Over the past two years, I've been somewhat obsessed with watching Boiler Room and other live streams. While some people prefer to watch movies in their free time, I watch and re-watch my favourite DJs getting boiled or playing somewhere new. Over time, there are things you pick up on depending on the DJ or the city being showcased. The most noticeable of these is the crowd; the people, their energy, and of course, their interaction with the camera.

Being filmed or photographed changes how one might act – we know that we are being looked at, and we present ourselves as how we want to appear in that moment. We want to make a good impression. We want the people on the other end to see us for us.

We over think, and this doesn't necessarily translate smoothly.

While some people go out of their way to be on camera the entire night, others are there to enjoy the music and to let themselves go. Perhaps it is both a blessing and a curse that reality can be captured through a lens. In today’s technological age where almost everything can be found online, this notion of being watched and being judged is plain stressful. When you’re at a party and the air seems tense, and people are constantly looking around the room, this can create an aura of negativity which is felt by all those present. It’s uncomfortable. It’s disconcerting. It’s unsettling. Do I look OK? Am I dancing weird? Oh no, do I look messed up?

Chill.
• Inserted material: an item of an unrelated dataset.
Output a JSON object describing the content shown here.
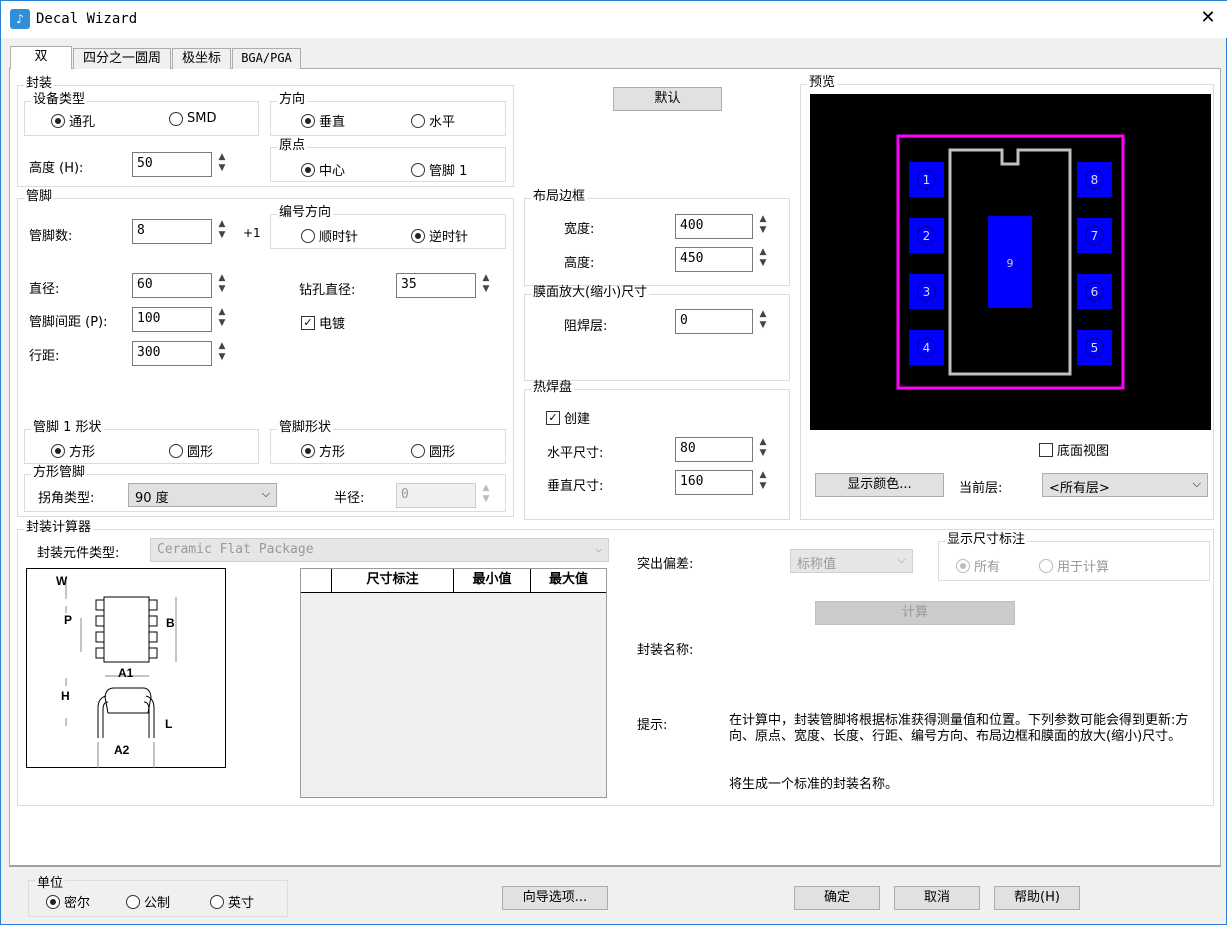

When we are able to immerse our ears and minds into the music, things change. No one is looking at you, no one cares about what you look like, or what you’re wearing. You become lost in the sound just as much as the sound becomes lost in you – and the rest disappears. As the tone set by the music shifts your mood, embrace these emotions. When everyone gathers with the intention of sharing their love of dance and music, this is truly what is picked up on. We read emotions through body language just as much as through words. So put your walls down. Dance weird. Look messed up. This is meant to be your escape from the stresses of everyday life, not add to it.

The important thing is not just about having a good time, but to be a part of this temporary family you meet on the dance floor. Show the same respect to others that you would prefer yourself. Whether or not you’re being filmed or photographed, the sentiment everyone wants to feel and see is that you are there for the same reason they are; to have a great night. Being you for yourself is what helps others come out of their own shells. Introvert or extrovert, we should all feel comfortable on the dance floor.

 Zeina Samy
Photo by: Arthur Rad